Plan the perfect garden with our interactive tool →

How to Calculate Grass Seed for Overseeding

A lush, green lawn begins with proper care practices. Regular mowing, ample watering, and a good fertilizing schedule are all ways to have a successful lawn. One other practice that is equally important is periodic overseeding of the lawn. As grass plants age and mature, a few of them will inevitably die out. Overseeding will allow new grass plants to take hold in these areas and keep your lawn looking thick and lush. However, to overseed successfully you need to calculate the right amount of grass seed for overseeding.

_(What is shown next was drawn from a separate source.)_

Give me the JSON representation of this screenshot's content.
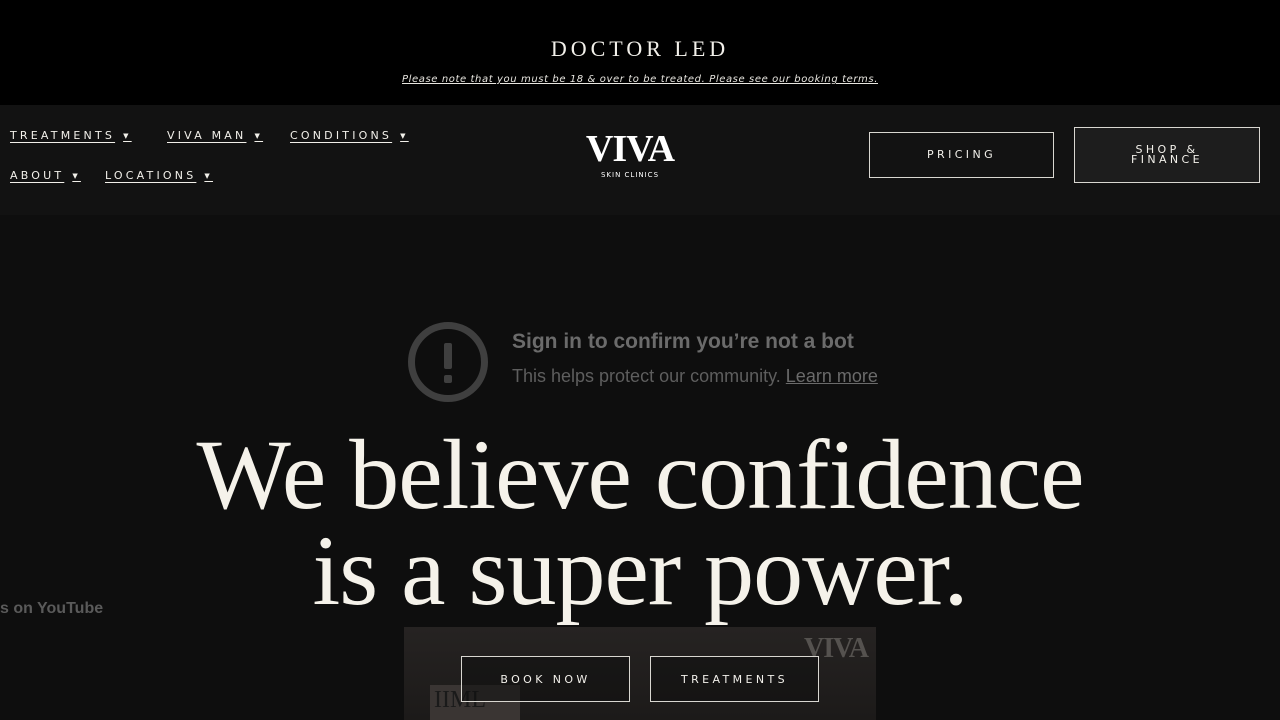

Calculate the square footage of the area you need to overseed. Measure the length and width of the area and multiply them together. So if you measure 50 feet by 30 feet, your square footage is 1,500 square feet.

Refer to the grass seed packaging for the overseeding rate. Most grass seed should be applied at the rate of 2 to 4 lbs. per 1,000 square feet.

Calculate the amount of grass seed you need to apply to the lawn. Take your overseeding rate and divide it by 1,000. Multiply that number by your square footage that you calculated. For example if your overseeding rate is 4 lbs. per 1,000 square feet, you would divide that by 1,000, and then multiply by your square footage (1,500 from step 1 example). This would yield 6 lbs. of grass seed needed to overseed.

Calculate Grass Seed For Overseeding

Healthy, dense turf is prized for its contribution to the overall appearance of a yard or landscape and as a groundcover. Where a lawn is thin or completely brown in winter but is otherwise healthy with no major problems related to diseases, pests, weeds, compaction, drainage, a too-thick thatch layer or soil nutrition, overseeding provides a viable means to improve the appearance of your lawn. Measure the edges of the lawn area you plan to overseed in feet. If the lawn space has more than four approximate edges or has an irregular shape, subdivide the area into smaller squares or rectangles and measure adjacent edges on each rectangle. For example, a rectangle 10 feet wide by 5 feet long would be 50 square feet. Multiply the number of 1,000-foot sections in your lawn -- or the decimal you calculated for a small lawn -- by the seeding rate for the turf species.

Garden Guides
×